Here are the replacement candidates’ views on climate.
With the California recall election coming up a month from now, it’s time to take a look at the candidates. The environment hasn’t been a signature issue for incumbent, Gavin Newsom, but he has strongly supported climate action. Now let’s take a look at who might replace him.
It’s hard to know who, out of the scores of candidates, might ultimately emerge from the pack of challengers. Here are the candidates who currently seem to have the greatest chances and their views on environmental issues:
- John Cox. Cox, a businessman, ran against Newsom in 2018. Cox has said of climate change: “I don’t know how much of it is caused by humans. I don’t even know how much of it is negative. I think there are some benefits to it.”
- Larry Elder. Elder, a conservative talk radio host, is probably the leading Republican candidate at this point. He isn’t an outright climate skeptic, though he is unconvinced that climate change has anything to do with California’s current wildfires. He wrote an enthusiastic review of Bjorn Lomborg’s book. Elder described the book as arguing that “many of the elaborate and expensive actions now being considered to stop global warming will cost hundreds of billions of dollars, are often based on emotional rather than strictly scientific assumptions, and may very well have little impact on the world’s temperature for hundreds of years.” Not good news for California’s climate programs.

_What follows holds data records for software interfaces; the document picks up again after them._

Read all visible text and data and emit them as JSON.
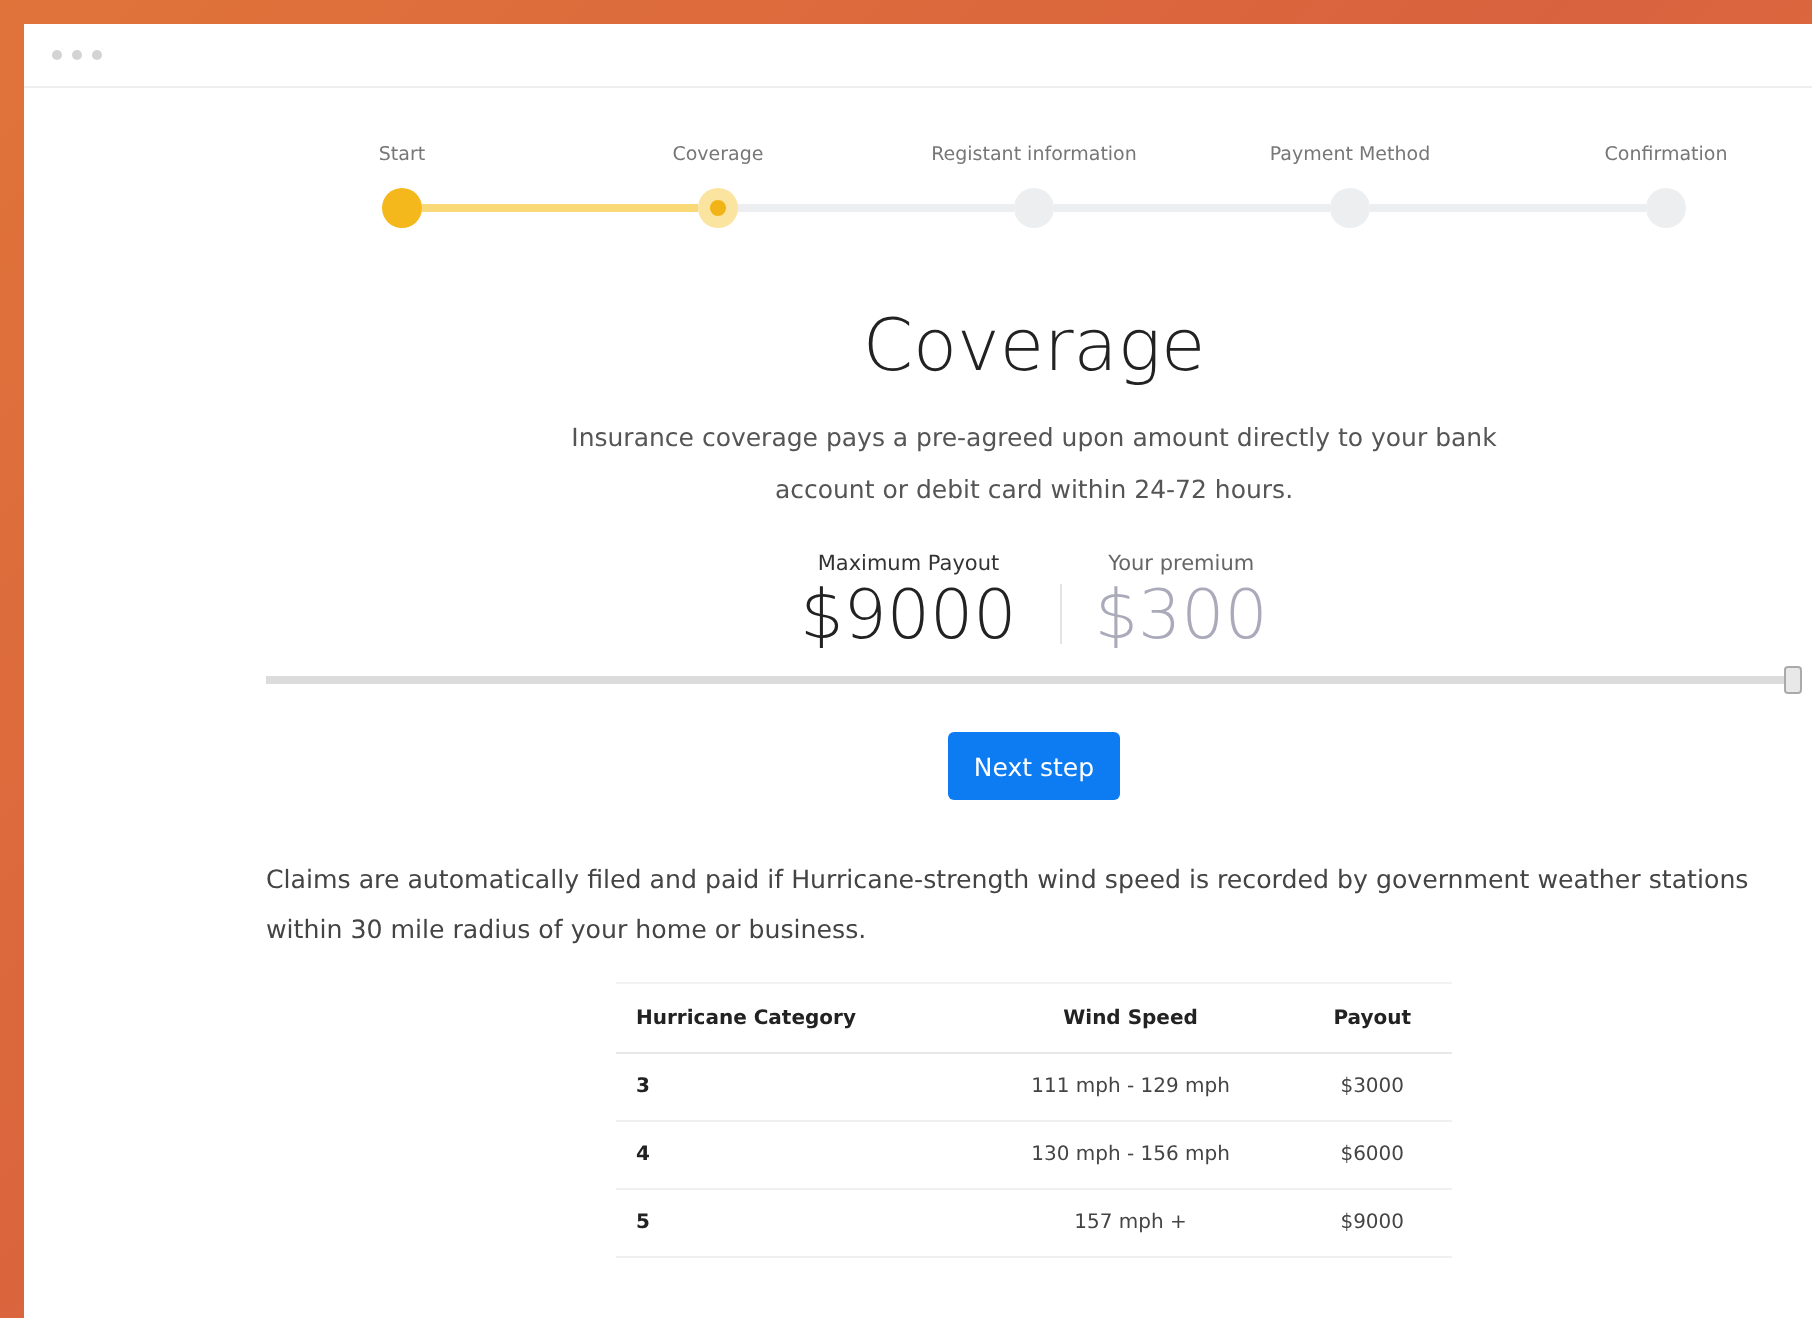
{
  "steps": [
    {
      "label": "Start",
      "completed": true,
      "selected": false
    },
    {
      "label": "Coverage",
      "completed": false,
      "selected": true
    },
    {
      "label": "Registant information",
      "completed": false,
      "selected": false
    },
    {
      "label": "Payment Method",
      "completed": false,
      "selected": false
    },
    {
      "label": "Confirmation",
      "completed": false,
      "selected": false
    }
  ],
  "title": "Coverage",
  "intro": "Insurance coverage pays a pre-agreed upon amount directly to your bank account or debit card within 24-72 hours.",
  "maximum_payout": {
    "label": "Maximum Payout",
    "value": "$9000"
  },
  "premium": {
    "label": "Your premium",
    "value": "$300"
  },
  "payout_slider": {
    "level": 1
  },
  "next_button": "Next step",
  "claims_text": "Claims are automatically filed and paid if Hurricane-strength wind speed is recorded by government weather stations within 30 mile radius of your home or business.",
  "table": {
    "columns": [
      "Hurricane Category",
      "Wind Speed",
      "Payout"
    ],
    "rows": [
      [
        "3",
        "111 mph - 129 mph",
        "$3000"
      ],
      [
        "4",
        "130 mph - 156 mph",
        "$6000"
      ],
      [
        "5",
        "157 mph +",
        "$9000"
      ]
    ]
  }
}
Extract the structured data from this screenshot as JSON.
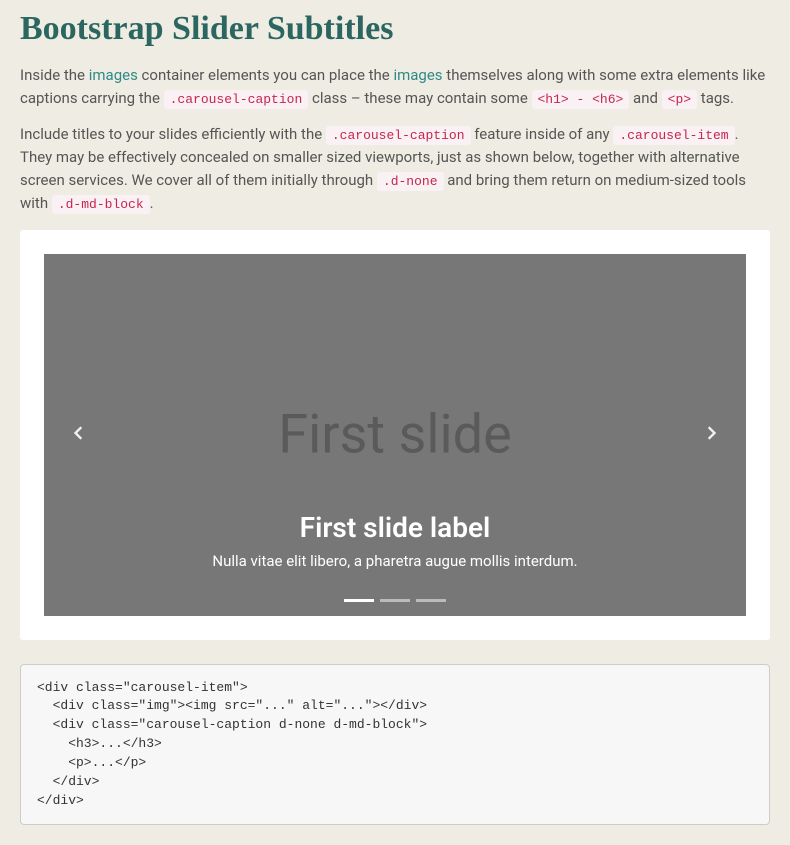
{
  "title": "Bootstrap Slider Subtitles",
  "para1": {
    "t1": "Inside the ",
    "link1": "images",
    "t2": " container elements you can place the ",
    "link2": "images",
    "t3": " themselves along with some extra elements like captions carrying the ",
    "code1": ".carousel-caption",
    "t4": " class – these may contain some ",
    "code2": "<h1> - <h6>",
    "t5": " and ",
    "code3": "<p>",
    "t6": " tags."
  },
  "para2": {
    "t1": "Include titles to your slides efficiently with the ",
    "code1": ".carousel-caption",
    "t2": " feature inside of any ",
    "code2": ".carousel-item",
    "t3": ". They may be effectively concealed on smaller sized viewports, just as shown below, together with alternative screen services. We cover all of them initially through ",
    "code3": ".d-none",
    "t4": " and bring them return on medium-sized tools with ",
    "code4": ".d-md-block",
    "t5": "."
  },
  "carousel": {
    "placeholder": "First slide",
    "caption_title": "First slide label",
    "caption_text": "Nulla vitae elit libero, a pharetra augue mollis interdum.",
    "indicators": 3,
    "active_indicator": 0
  },
  "code": "<div class=\"carousel-item\">\n  <div class=\"img\"><img src=\"...\" alt=\"...\"></div>\n  <div class=\"carousel-caption d-none d-md-block\">\n    <h3>...</h3>\n    <p>...</p>\n  </div>\n</div>"
}
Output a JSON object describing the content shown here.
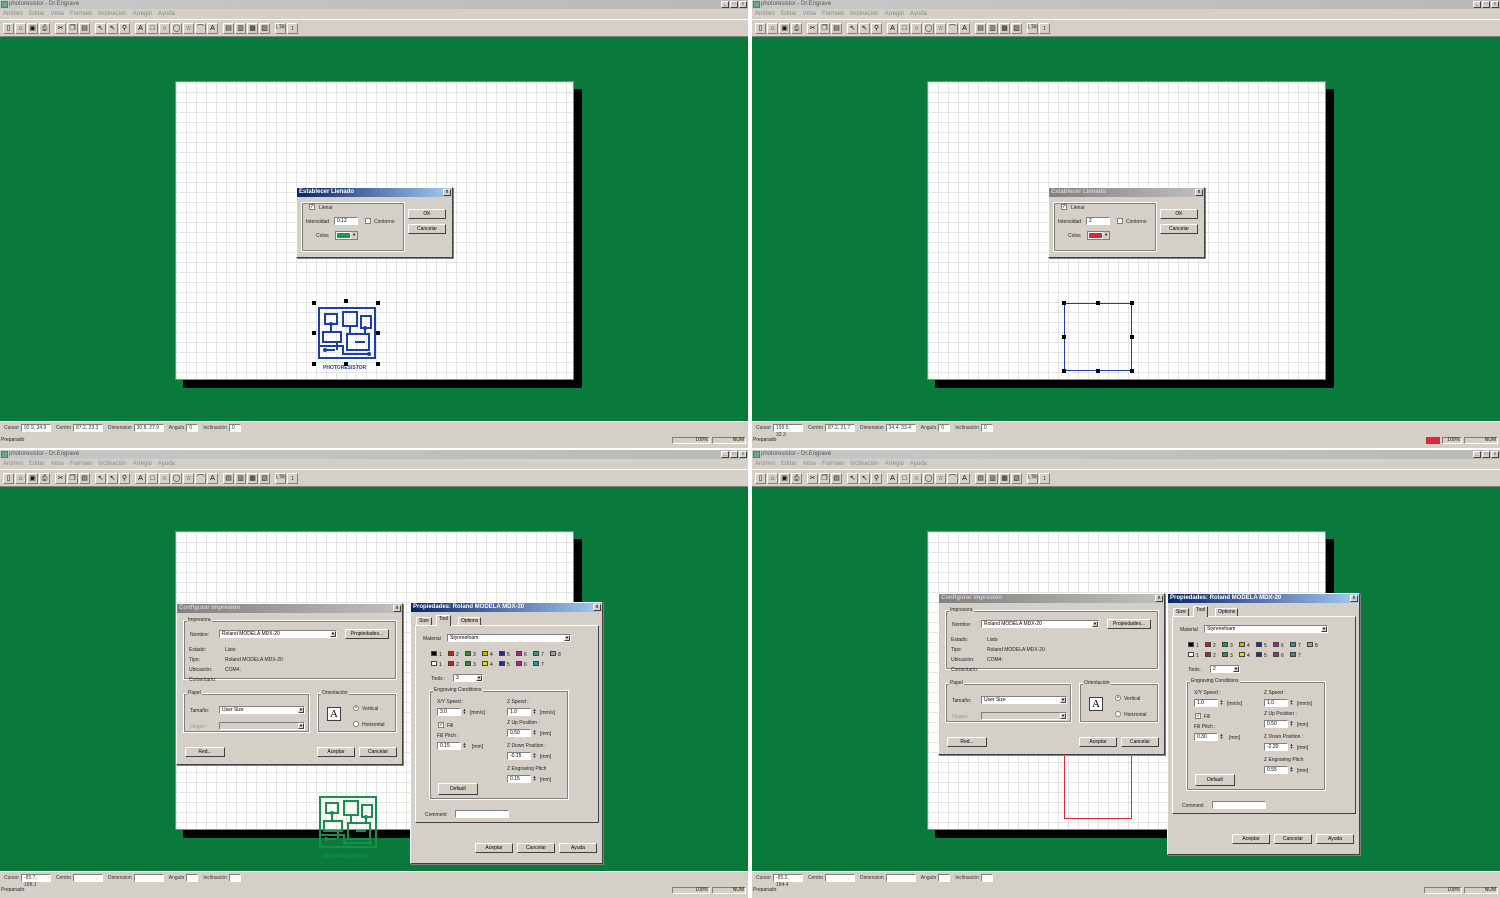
{
  "window": {
    "title": "photoresistor - Dr.Engrave",
    "min_btn": "_",
    "max_btn": "□",
    "close_btn": "x"
  },
  "menu": [
    "Archivo",
    "Editar",
    "Vista",
    "Formato",
    "Inclinación",
    "Arreglo",
    "Ayuda"
  ],
  "toolbar_icons": [
    "new-icon",
    "open-icon",
    "save-icon",
    "print-icon",
    "cut-icon",
    "copy-icon",
    "paste-icon",
    "select-arrow-icon",
    "node-edit-icon",
    "zoom-icon",
    "text-icon",
    "rectangle-icon",
    "circle-icon",
    "ellipse-icon",
    "star-icon",
    "polyline-icon",
    "image-text-icon",
    "align-icon",
    "arrange-icon",
    "layout-icon",
    "group-icon",
    "contour-icon",
    "vertical-text-icon"
  ],
  "status_labels": {
    "cursor": "Cursor",
    "center": "Centro",
    "dimension": "Dimension",
    "angle": "Angulo",
    "inclination": "Inclinación"
  },
  "bottom": {
    "ready": "Preparado",
    "zoom": "100%",
    "num": "NUM"
  },
  "panes": [
    {
      "status": {
        "cursor": "92.9, 34.9",
        "center": "87.2, 23.3",
        "dimension": "30.8, 27.9",
        "angle": "0",
        "inclination": "0"
      },
      "fill_dialog": {
        "title": "Establecer Llenado",
        "fill_label": "Llenar",
        "fill_checked": "✓",
        "intensity_label": "Intensidad",
        "intensity_value": "0.12",
        "outline_label": "Contorno",
        "color_label": "Colos",
        "color": "#1a9a4a",
        "ok": "OK",
        "cancel": "Cancelar"
      },
      "object_label": "PHOTORESISTOR"
    },
    {
      "status": {
        "cursor": "199.5, 32.3",
        "center": "87.2, 21.7",
        "dimension": "34.4, 33.4",
        "angle": "0",
        "inclination": "0"
      },
      "fill_dialog": {
        "title": "Establecer Llenado",
        "fill_label": "Llenar",
        "fill_checked": "✓",
        "intensity_label": "Intensidad",
        "intensity_value": "2",
        "outline_label": "Contorno",
        "color_label": "Colos",
        "color": "#e0263a",
        "ok": "OK",
        "cancel": "Cancelar"
      }
    },
    {
      "status": {
        "cursor": "-85.7, 188.1",
        "center": "",
        "dimension": "",
        "angle": "",
        "inclination": ""
      },
      "object_label": "PHOTORESISTOR"
    },
    {
      "status": {
        "cursor": "-85.2, 184.4",
        "center": "",
        "dimension": "",
        "angle": "",
        "inclination": ""
      }
    }
  ],
  "print_dialog": {
    "title": "Configurar impresión",
    "printer_group": "Impresora",
    "name_label": "Nombre:",
    "name_value": "Roland MODELA MDX-20",
    "properties_btn": "Propiedades...",
    "state_label": "Estado:",
    "state_value": "Listo",
    "type_label": "Tipo:",
    "type_value": "Roland MODELA MDX-20",
    "location_label": "Ubicación:",
    "location_value": "COM4:",
    "comment_label": "Comentario:",
    "paper_group": "Papel",
    "size_label": "Tamaño:",
    "size_value": "User Size",
    "origin_label": "Origen:",
    "orientation_group": "Orientación",
    "vertical": "Vertical",
    "horizontal": "Horizontal",
    "network_btn": "Red...",
    "accept": "Aceptar",
    "cancel": "Cancelar"
  },
  "props_dialog": {
    "title": "Propiedades: Roland MODELA MDX-20",
    "tabs": [
      "Size",
      "Tool",
      "Options"
    ],
    "material_label": "Material",
    "material_value": "Styrenefoam",
    "pens_row1": [
      "1",
      "2",
      "3",
      "4",
      "5",
      "6",
      "7",
      "8"
    ],
    "pens_row2": [
      "1",
      "2",
      "3",
      "4",
      "5",
      "6",
      "7"
    ],
    "pen_colors_row1": [
      "#000000",
      "#c81e1e",
      "#1e9a3a",
      "#c8b400",
      "#1e2aa8",
      "#b81e8a",
      "#1e9a9a",
      "#a0a0a0"
    ],
    "pen_colors_row2": [
      "#ffffff",
      "#c81e1e",
      "#1e9a3a",
      "#e8d800",
      "#1e2aa8",
      "#b81e8a",
      "#1e9a9a"
    ],
    "tools_label": "Tools :",
    "engraving_group": "Engraving Conditions",
    "xy_speed_label": "X/Y Speed :",
    "z_speed_label": "Z Speed :",
    "fill_label": "Fill",
    "fill_pitch_label": "Fill Pitch :",
    "z_up_label": "Z Up Position :",
    "z_down_label": "Z Down Position :",
    "z_pitch_label": "Z Engraving Pitch",
    "unit_mms": "[mm/s]",
    "unit_mm": "[mm]",
    "default_btn": "Default",
    "comment_label": "Comment",
    "accept": "Aceptar",
    "cancel": "Cancelar",
    "help": "Ayuda"
  },
  "props_values": [
    {
      "tools": "3",
      "xy_speed": "3.0",
      "z_speed": "1.0",
      "fill_pitch": "0.15",
      "z_up": "0.50",
      "z_down": "-0.15",
      "z_pitch": "0.15"
    },
    {
      "tools": "2",
      "xy_speed": "1.0",
      "z_speed": "1.0",
      "fill_pitch": "0.30",
      "z_up": "0.50",
      "z_down": "-2.20",
      "z_pitch": "0.55"
    }
  ]
}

- Kevin Faulconer. Unusually for a Republican, the former San Diego mayor endorses significant climate action. Faulconer has taken credit for the passage of the city’s 2015 Climate Action Plan, which requires the city to cut its greenhouse gas emissions in half by 2035.
- Sam Gallucci. Republican and tech businessman Sam Galluci served as executive vice president and general manager of PeopleSoft. He seems to favor renewable energy. His website spotlights energy shortages and says: “We will solve this problem for all Californians. This will include holding power companies accountable and finding creative and innovative solutions along with increased incentives for renewables. The sunshine state only receives 19% of its power from solar, and much of it doesn’t even use the latest technology.” You may be confused, given that Florida is the “Sunshine State” but I guess he meant California, the “Golden State.”
- Jeff Hewitt. Hewitt is a Libertarian businessman and Riverside County Supervisor. He sponsored a resolution calling for more local control of the energy mix. It did not oppose the goal of cutting emissions, however. It provided: “The county understands the need to mitigate the impacts of climate change and is committed to doing its part to help (the state) achieve its goals, but requires the flexibility to do so in a manner that best serves the needs of residents and businesses.”
- Caitlyn Jenner. Jenner is a former Olympics star turned reality TV star. Jenner’s views on environmental issues are hazy, but she does say that California “needs less regulation” and has to compete with Texas. She also favors defunding high speed rail and using the money for border security instead.
- Doug Ose. Ose formerly represented a suburban Sacramento district in Congress. Ose’s lifetime score from the League of Conservation Voters was 12%. In 2014, he said he was skeptical of climate science.
Of the challengers, Cox and Ose have views that best represent the GOP base on the climate issue. Some of the others would have less radical impacts on California policy. A successful recall would at the very least mean that California will no longer be in the forefront on climate policy.